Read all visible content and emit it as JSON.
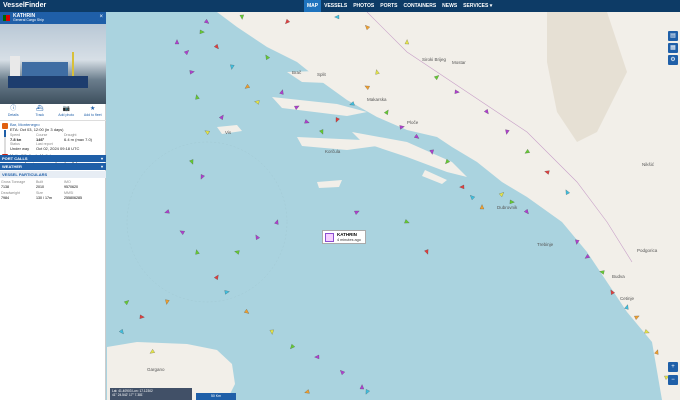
{
  "topbar": {
    "logo": "VesselFinder",
    "nav": [
      "MAP",
      "VESSELS",
      "PHOTOS",
      "PORTS",
      "CONTAINERS",
      "NEWS",
      "SERVICES ▾"
    ]
  },
  "vessel": {
    "name": "KATHRIN",
    "type": "General Cargo Ship",
    "close": "×",
    "actions": [
      {
        "label": "Details",
        "icon": "info-icon",
        "glyph": "ⓘ"
      },
      {
        "label": "Track",
        "icon": "track-icon",
        "glyph": "⛴"
      },
      {
        "label": "Add photo",
        "icon": "camera-icon",
        "glyph": "📷"
      },
      {
        "label": "Add to fleet",
        "icon": "star-icon",
        "glyph": "★"
      }
    ],
    "departure": {
      "port": "Bar, Montenegro",
      "atd": "ETA: Oct 03, 12:00 (in 3 days)"
    },
    "speed_label": "Speed",
    "speed": "7.8 kn",
    "course_label": "Course",
    "course": "146°",
    "draught_label": "Draught",
    "draught": "6.4 m (max 7.0)",
    "status_label": "Status",
    "status": "Under way",
    "lastreport_label": "Last report",
    "lastreport": "Oct 02, 2024 09:18 UTC",
    "arrival": {
      "port": "Malta (Mh Anch, Malta)",
      "ata": "ATD: Sep 28, 09:42 UTC (5 days ago)"
    },
    "progress": 0.3
  },
  "sections": {
    "port_calls": "PORT CALLS",
    "weather": "WEATHER",
    "particulars": "VESSEL PARTICULARS"
  },
  "particulars": [
    {
      "label": "Gross Tonnage",
      "value": "7138"
    },
    {
      "label": "Built",
      "value": "2010"
    },
    {
      "label": "IMO",
      "value": "9570620"
    },
    {
      "label": "Deadweight",
      "value": "7984"
    },
    {
      "label": "Size",
      "value": "130 / 17m"
    },
    {
      "label": "MMSI",
      "value": "255806285"
    }
  ],
  "map": {
    "tooltip_name": "KATHRIN",
    "tooltip_time": "4 minutes ago",
    "places": [
      "Split",
      "Mostar",
      "Brač",
      "Trebinje",
      "Dubrovnik",
      "Korčula",
      "Nikšić",
      "Budva",
      "Cetinje",
      "Podgorica",
      "Vis",
      "Gargano",
      "Siroki Brijeg",
      "Makarska",
      "Ploče"
    ],
    "coords_line1": "Lat: 41.40903  Lon: 17.12302",
    "coords_line2": "41° 24.542'  17° 7.381'",
    "scale": "50 Km",
    "colors": {
      "sea": "#aad3df",
      "land": "#f2efe9",
      "cargo": "#66cc33",
      "tanker": "#e04040",
      "passenger": "#b040d0",
      "tug": "#40c0e0",
      "fishing": "#f0a030",
      "pleasure": "#e6e64a"
    }
  },
  "controls": {
    "zoom_in": "+",
    "zoom_out": "−"
  }
}
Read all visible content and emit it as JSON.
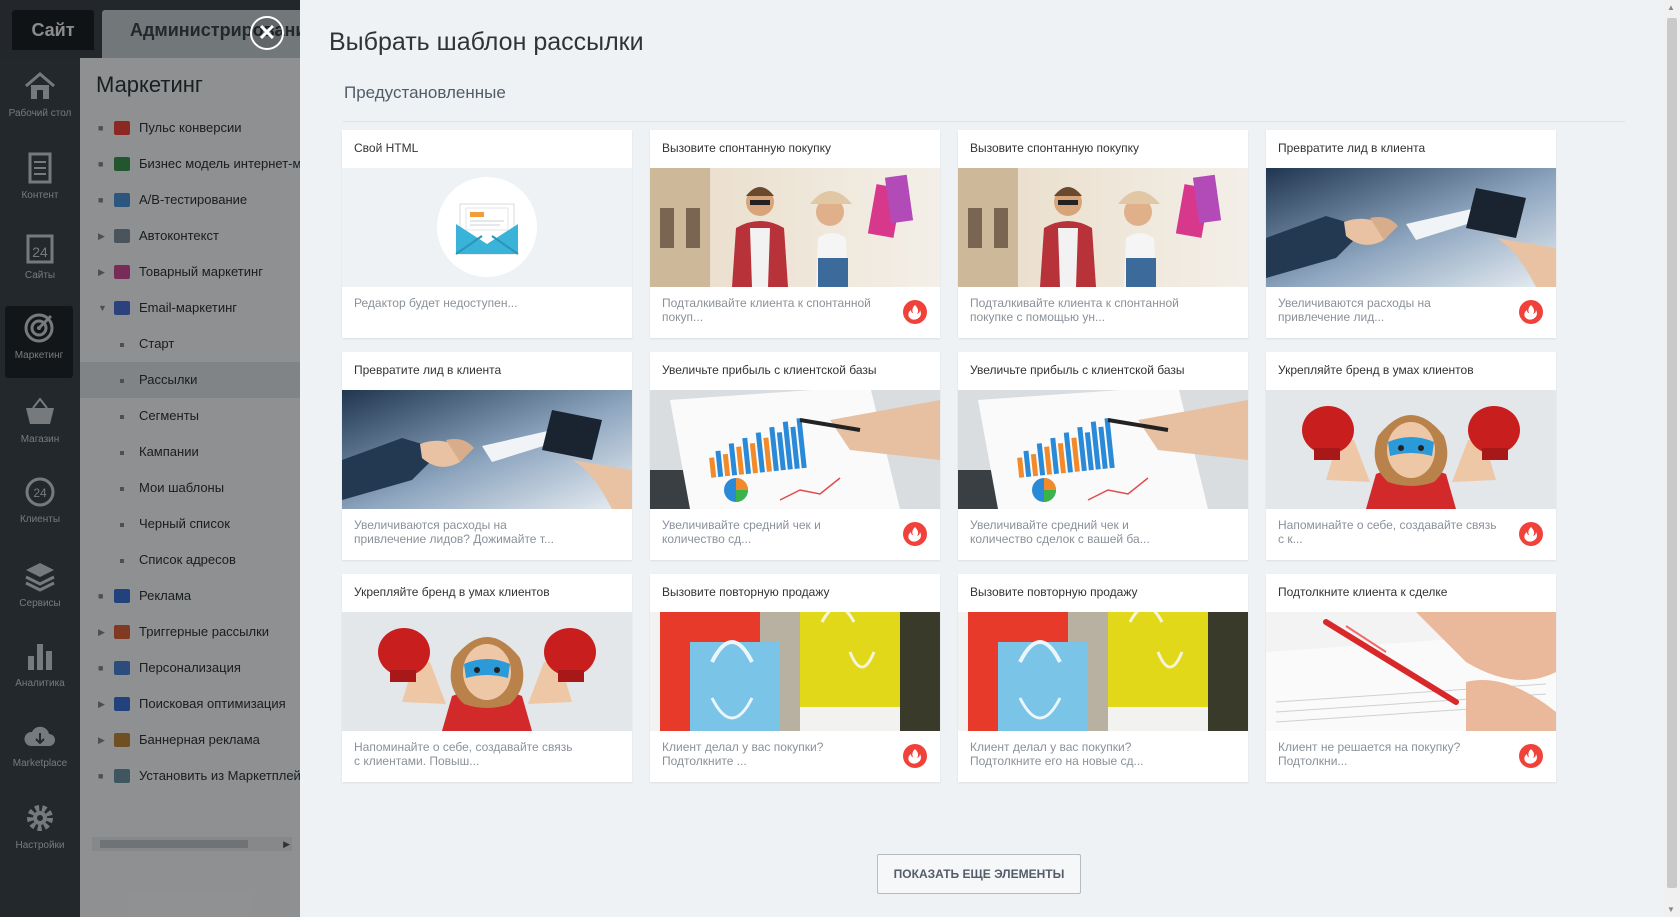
{
  "admin": {
    "tab_site": "Сайт",
    "tab_admin": "Администрирование",
    "iconbar": [
      {
        "label": "Рабочий стол",
        "icon": "home-icon"
      },
      {
        "label": "Контент",
        "icon": "document-icon"
      },
      {
        "label": "Сайты",
        "icon": "calendar-24-icon"
      },
      {
        "label": "Маркетинг",
        "icon": "target-icon"
      },
      {
        "label": "Магазин",
        "icon": "basket-icon"
      },
      {
        "label": "Клиенты",
        "icon": "clients-24-icon"
      },
      {
        "label": "Сервисы",
        "icon": "layers-icon"
      },
      {
        "label": "Аналитика",
        "icon": "bar-chart-icon"
      },
      {
        "label": "Marketplace",
        "icon": "cloud-download-icon"
      },
      {
        "label": "Настройки",
        "icon": "gear-icon"
      }
    ],
    "menu_title": "Маркетинг",
    "menu": [
      {
        "label": "Пульс конверсии",
        "type": "bullet"
      },
      {
        "label": "Бизнес модель интернет-магазина",
        "type": "bullet"
      },
      {
        "label": "A/B-тестирование",
        "type": "bullet"
      },
      {
        "label": "Автоконтекст",
        "type": "arrow"
      },
      {
        "label": "Товарный маркетинг",
        "type": "arrow"
      },
      {
        "label": "Email-маркетинг",
        "type": "open"
      },
      {
        "label": "Старт",
        "type": "sub"
      },
      {
        "label": "Рассылки",
        "type": "sub-selected"
      },
      {
        "label": "Сегменты",
        "type": "sub"
      },
      {
        "label": "Кампании",
        "type": "sub"
      },
      {
        "label": "Мои шаблоны",
        "type": "sub"
      },
      {
        "label": "Черный список",
        "type": "sub"
      },
      {
        "label": "Список адресов",
        "type": "sub"
      },
      {
        "label": "Реклама",
        "type": "bullet"
      },
      {
        "label": "Триггерные рассылки",
        "type": "arrow"
      },
      {
        "label": "Персонализация",
        "type": "bullet"
      },
      {
        "label": "Поисковая оптимизация",
        "type": "arrow"
      },
      {
        "label": "Баннерная реклама",
        "type": "arrow"
      },
      {
        "label": "Установить из Маркетплейс",
        "type": "bullet"
      }
    ]
  },
  "panel": {
    "close_symbol": "✕",
    "title": "Выбрать шаблон рассылки",
    "section": "Предустановленные",
    "show_more": "ПОКАЗАТЬ ЕЩЕ ЭЛЕМЕНТЫ"
  },
  "cards": [
    {
      "title": "Свой HTML",
      "desc": "Редактор будет недоступен...",
      "image": "envelope",
      "fire": false
    },
    {
      "title": "Вызовите спонтанную покупку",
      "desc": "Подталкивайте клиента к спонтанной покуп...",
      "image": "shoppers",
      "fire": true
    },
    {
      "title": "Вызовите спонтанную покупку",
      "desc": "Подталкивайте клиента к спонтанной покупке с помощью ун...",
      "image": "shoppers",
      "fire": false
    },
    {
      "title": "Превратите лид в клиента",
      "desc": "Увеличиваются расходы на привлечение лид...",
      "image": "handshake",
      "fire": true
    },
    {
      "title": "Превратите лид в клиента",
      "desc": "Увеличиваются расходы на привлечение лидов? Дожимайте т...",
      "image": "handshake",
      "fire": false
    },
    {
      "title": "Увеличьте прибыль с клиентской базы",
      "desc": "Увеличивайте средний чек и количество сд...",
      "image": "report",
      "fire": true
    },
    {
      "title": "Увеличьте прибыль с клиентской базы",
      "desc": "Увеличивайте средний чек и количество сделок с вашей ба...",
      "image": "report",
      "fire": false
    },
    {
      "title": "Укрепляйте бренд в умах клиентов",
      "desc": "Напоминайте о себе, создавайте связь с к...",
      "image": "boxer",
      "fire": true
    },
    {
      "title": "Укрепляйте бренд в умах клиентов",
      "desc": "Напоминайте о себе, создавайте связь с клиентами. Повыш...",
      "image": "boxer",
      "fire": false
    },
    {
      "title": "Вызовите повторную продажу",
      "desc": "Клиент делал у вас покупки? Подтолкните ...",
      "image": "bags",
      "fire": true
    },
    {
      "title": "Вызовите повторную продажу",
      "desc": "Клиент делал у вас покупки? Подтолкните его на новые сд...",
      "image": "bags",
      "fire": false
    },
    {
      "title": "Подтолкните клиента к сделке",
      "desc": "Клиент не решается на покупку? Подтолкни...",
      "image": "signing",
      "fire": true
    }
  ]
}
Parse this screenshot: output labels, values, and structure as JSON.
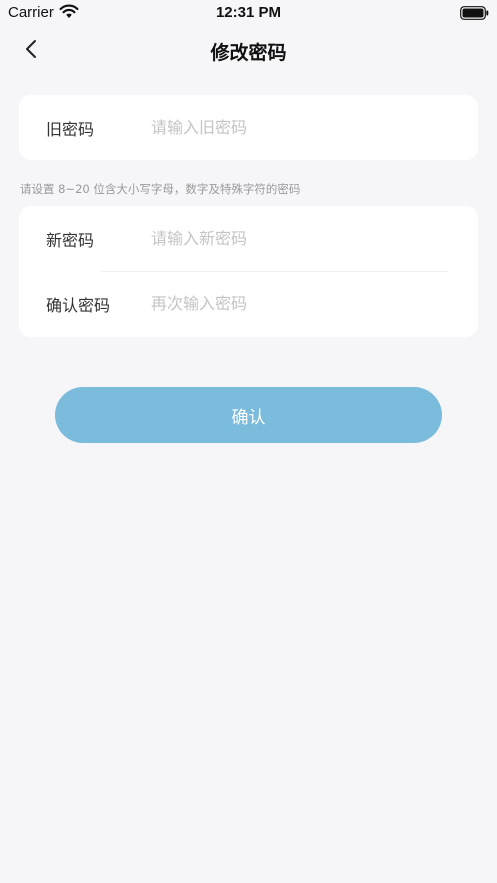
{
  "status_bar": {
    "carrier": "Carrier",
    "time": "12:31 PM",
    "wifi_icon": "wifi-icon",
    "battery_icon": "battery-icon"
  },
  "nav": {
    "back_icon": "chevron-left-icon",
    "title": "修改密码"
  },
  "form": {
    "old_password": {
      "label": "旧密码",
      "placeholder": "请输入旧密码",
      "value": ""
    },
    "hint": "请设置 8~20 位含大小写字母，数字及特殊字符的密码",
    "new_password": {
      "label": "新密码",
      "placeholder": "请输入新密码",
      "value": ""
    },
    "confirm_password": {
      "label": "确认密码",
      "placeholder": "再次输入密码",
      "value": ""
    }
  },
  "confirm_button": {
    "label": "确认"
  },
  "colors": {
    "background": "#f6f6f9",
    "card": "#ffffff",
    "button": "#7bbbdc",
    "placeholder": "#c4c4c4",
    "hint": "#9a9a9a"
  }
}
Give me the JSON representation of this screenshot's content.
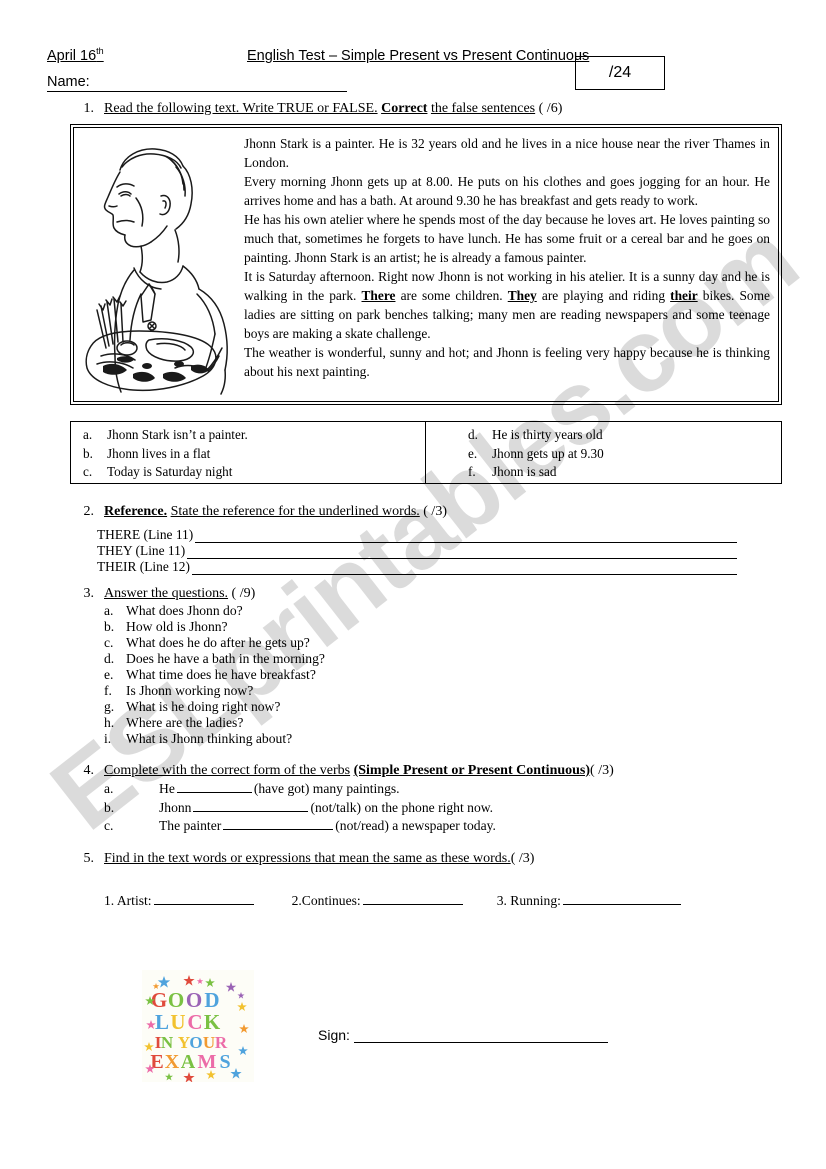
{
  "header": {
    "date": "April 16",
    "date_superscript": "th",
    "test_title": "English Test – Simple Present vs Present Continuous",
    "name_label": "Name:",
    "score_total": "/24"
  },
  "tasks": {
    "t1": {
      "number": "1.",
      "part_a": "Read the following text. Write TRUE or FALSE.",
      "part_bold": "Correct",
      "part_b": "the false sentences",
      "points": "(      /6)"
    },
    "t2": {
      "number": "2.",
      "bold_lead": "Reference.",
      "rest": "State the reference for the underlined words.",
      "points": "(      /3)"
    },
    "t3": {
      "number": "3.",
      "lead": "Answer the questions.",
      "points": "(    /9)"
    },
    "t4": {
      "number": "4.",
      "lead": "Complete with the correct form of the verbs",
      "bold_part": "(Simple Present or Present Continuous)",
      "points": "(  /3)"
    },
    "t5": {
      "number": "5.",
      "lead": "Find in the text words or expressions that mean the same as these words.",
      "points": "(   /3)"
    }
  },
  "reading": {
    "figure_name": "painter-illustration",
    "paragraphs": [
      "Jhonn Stark is a painter. He is 32 years old and he lives in a nice house near the river Thames in London.",
      "Every morning Jhonn gets up at 8.00. He puts on his clothes and goes jogging for an hour. He arrives home and has a bath. At around 9.30 he has breakfast and gets ready to work.",
      "He has his own atelier where he spends most of the day because he loves art. He loves painting so much that, sometimes he forgets to have lunch. He has some fruit or a cereal bar and he goes on painting. Jhonn Stark is an artist; he is already a famous painter."
    ],
    "para4_pre": "It is Saturday afternoon. Right now Jhonn is not working in his atelier. It is a sunny day and he is walking in the park. ",
    "para4_w1": "There",
    "para4_mid1": " are some children. ",
    "para4_w2": "They",
    "para4_mid2": " are playing and riding ",
    "para4_w3": "their",
    "para4_post": " bikes. Some ladies are sitting on park benches talking; many men are reading newspapers and some teenage boys are making a skate challenge.",
    "para5": "The weather is wonderful, sunny and hot; and Jhonn is feeling very happy because he is thinking about his next painting."
  },
  "true_false": {
    "left": [
      {
        "letter": "a.",
        "text": "Jhonn Stark isn’t a painter."
      },
      {
        "letter": "b.",
        "text": "Jhonn lives in a flat"
      },
      {
        "letter": "c.",
        "text": "Today is Saturday night"
      }
    ],
    "right": [
      {
        "letter": "d.",
        "text": "He is thirty years old"
      },
      {
        "letter": "e.",
        "text": "Jhonn gets up at 9.30"
      },
      {
        "letter": "f.",
        "text": "Jhonn is sad"
      }
    ]
  },
  "reference_lines": [
    {
      "label": "THERE (Line 11)"
    },
    {
      "label": "THEY (Line 11)"
    },
    {
      "label": "THEIR (Line 12)"
    }
  ],
  "questions": [
    {
      "letter": "a.",
      "text": "What does Jhonn do?"
    },
    {
      "letter": "b.",
      "text": "How old is Jhonn?"
    },
    {
      "letter": "c.",
      "text": "What does he do after he gets up?"
    },
    {
      "letter": "d.",
      "text": "Does he have a bath in the morning?"
    },
    {
      "letter": "e.",
      "text": "What time does he have breakfast?"
    },
    {
      "letter": "f.",
      "text": "Is Jhonn working now?"
    },
    {
      "letter": "g.",
      "text": "What is he doing right now?"
    },
    {
      "letter": "h.",
      "text": "Where are the ladies?"
    },
    {
      "letter": "i.",
      "text": "What is Jhonn thinking about?"
    }
  ],
  "verb_items": [
    {
      "letter": "a.",
      "before": "He",
      "after": "(have got) many paintings."
    },
    {
      "letter": "b.",
      "before": "Jhonn",
      "after": "(not/talk) on the phone right now."
    },
    {
      "letter": "c.",
      "before": "The painter",
      "after": "(not/read) a newspaper today."
    }
  ],
  "vocab_items": [
    {
      "label": "1. Artist:"
    },
    {
      "label": "2.Continues:"
    },
    {
      "label": "3. Running:"
    }
  ],
  "good_luck": {
    "line1": "GOOD",
    "line2": "LUCK",
    "line3": "IN YOUR",
    "line4": "EXAMS",
    "colors": {
      "red": "#e04a3c",
      "orange": "#f29a31",
      "yellow": "#f2c230",
      "green": "#7ac143",
      "teal": "#3fb8af",
      "blue": "#4fa3dd",
      "purple": "#9a63b5",
      "pink": "#ec6ca8"
    }
  },
  "sign": {
    "label": "Sign:"
  },
  "watermark": {
    "text": "ESLprintables.com"
  }
}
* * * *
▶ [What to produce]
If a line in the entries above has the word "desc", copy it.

▶ [Solution for this task]
      "desc": "Редактор будет недоступен...",
      "desc": "Подталкивайте клиента к спонтанной покуп...",
      "desc": "Подталкивайте клиента к спонтанной покупке с помощью ун...",
      "desc": "Увеличиваются расходы на привлечение лид...",
      "desc": "Увеличиваются расходы на привлечение лидов? Дожимайте т...",
      "desc": "Увеличивайте средний чек и количество сд...",
      "desc": "Увеличивайте средний чек и количество сделок с вашей ба...",
      "desc": "Напоминайте о себе, создавайте связь с к...",
      "desc": "Напоминайте о себе, создавайте связь с клиентами. Повыш...",
      "desc": "Клиент делал у вас покупки? Подтолкните ...",
      "desc": "Клиент делал у вас покупки? Подтолкните его на новые сд...",
      "desc": "Клиент не решается на покупку? Подтолкни...",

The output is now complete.